“Captain, do you want me to broadcast this?”
He blinked, grunted, and pointed at the image of the tubelike ship.
“I understand,” she replied. She held his good hand with both of hers. “You are a legend, Sergey. To all of us. I will make sure that everyone will hear.”
He smiled. Only half his mouth moved, making it appear more like a grimace.
“Well, at least those who care to hear, at any rate.”
He grunted, then looked at the console. Their pursuer had gained considerable ground on them. Most likely would demand to board them. For what purpose, he did not know. But at least this way he would stay free.
If only he knew where Riss was. And that good-for-nothing fiancé of hers.
As the clone pilot assisted his entry into the pod, he prayed for their success. For Riss and Weng. Not for himself. He cared not whether the stratagem worked. This clone, Elodie, she was capable enough of defending herself.
He lay in the tiny pod, hands clasped together in prayer. He only wanted to sleep. Sleep, and to face the darkness on his own terms.
He nodded in response.
The door above his head closed. The music stopped. The pod launched.
Sergey closed his eyes.
Green grass, flowing light blue banners and red rising spires floated before them.
The dirge began.
Beside his old horse a soldier is lying
Beside the soldier his mother is crying…
Above them in circles the bird is flying…
My body pale white, like seeds of poppy–
wounded sore in desperate flight.
O mother mine, do not sorrow so
To see your son in such plight…
Search for a doctor, a carpenter, as well.
The doctor cannot help but
The carpenter a small house will make…
When all is lost and all is finished,
My builder and my war, farewell and good-bye.
O mother mine, cease all your weeping,
Because your poor son is going…

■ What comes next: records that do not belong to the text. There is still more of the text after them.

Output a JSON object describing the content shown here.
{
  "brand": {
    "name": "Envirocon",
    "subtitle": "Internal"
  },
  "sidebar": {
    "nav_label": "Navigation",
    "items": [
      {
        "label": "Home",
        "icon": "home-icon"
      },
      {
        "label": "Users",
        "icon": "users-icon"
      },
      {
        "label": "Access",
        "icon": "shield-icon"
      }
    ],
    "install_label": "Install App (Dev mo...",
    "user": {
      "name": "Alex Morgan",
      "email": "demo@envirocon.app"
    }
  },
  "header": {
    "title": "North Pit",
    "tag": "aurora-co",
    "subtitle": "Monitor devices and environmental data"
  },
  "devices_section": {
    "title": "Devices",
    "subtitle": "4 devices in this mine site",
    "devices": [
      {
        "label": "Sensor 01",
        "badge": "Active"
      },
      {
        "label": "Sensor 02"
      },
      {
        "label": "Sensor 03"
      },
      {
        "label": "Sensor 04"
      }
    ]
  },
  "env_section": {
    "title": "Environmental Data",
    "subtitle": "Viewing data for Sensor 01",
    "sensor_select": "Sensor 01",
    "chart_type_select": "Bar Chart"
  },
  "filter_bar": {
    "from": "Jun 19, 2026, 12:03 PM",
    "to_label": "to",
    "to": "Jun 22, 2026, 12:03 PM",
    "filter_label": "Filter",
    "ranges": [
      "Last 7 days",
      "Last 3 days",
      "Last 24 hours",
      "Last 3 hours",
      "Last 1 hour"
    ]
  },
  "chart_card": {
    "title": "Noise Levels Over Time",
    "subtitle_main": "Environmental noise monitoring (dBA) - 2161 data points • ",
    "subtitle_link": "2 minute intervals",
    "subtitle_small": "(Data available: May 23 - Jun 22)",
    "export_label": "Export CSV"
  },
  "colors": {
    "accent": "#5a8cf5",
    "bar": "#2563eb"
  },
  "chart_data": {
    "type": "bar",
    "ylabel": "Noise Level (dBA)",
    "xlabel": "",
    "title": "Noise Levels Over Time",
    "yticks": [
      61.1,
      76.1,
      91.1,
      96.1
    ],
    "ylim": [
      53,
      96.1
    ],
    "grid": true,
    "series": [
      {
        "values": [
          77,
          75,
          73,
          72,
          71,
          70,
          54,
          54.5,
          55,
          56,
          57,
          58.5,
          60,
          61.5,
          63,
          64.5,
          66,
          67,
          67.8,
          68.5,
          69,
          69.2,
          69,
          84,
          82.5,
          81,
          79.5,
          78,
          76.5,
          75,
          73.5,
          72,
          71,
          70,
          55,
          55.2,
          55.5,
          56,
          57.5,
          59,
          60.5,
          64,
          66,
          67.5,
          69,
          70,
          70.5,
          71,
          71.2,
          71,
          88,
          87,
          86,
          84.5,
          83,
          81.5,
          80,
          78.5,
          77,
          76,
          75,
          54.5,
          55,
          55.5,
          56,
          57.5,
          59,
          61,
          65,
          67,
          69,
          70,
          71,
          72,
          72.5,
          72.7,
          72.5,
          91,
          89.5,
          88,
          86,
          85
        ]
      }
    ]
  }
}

Next: Bringer of Light, Chapter 37: Transit, Ceres to Luna. Gennaji and Karel finally come to an agreement, and things do not go well.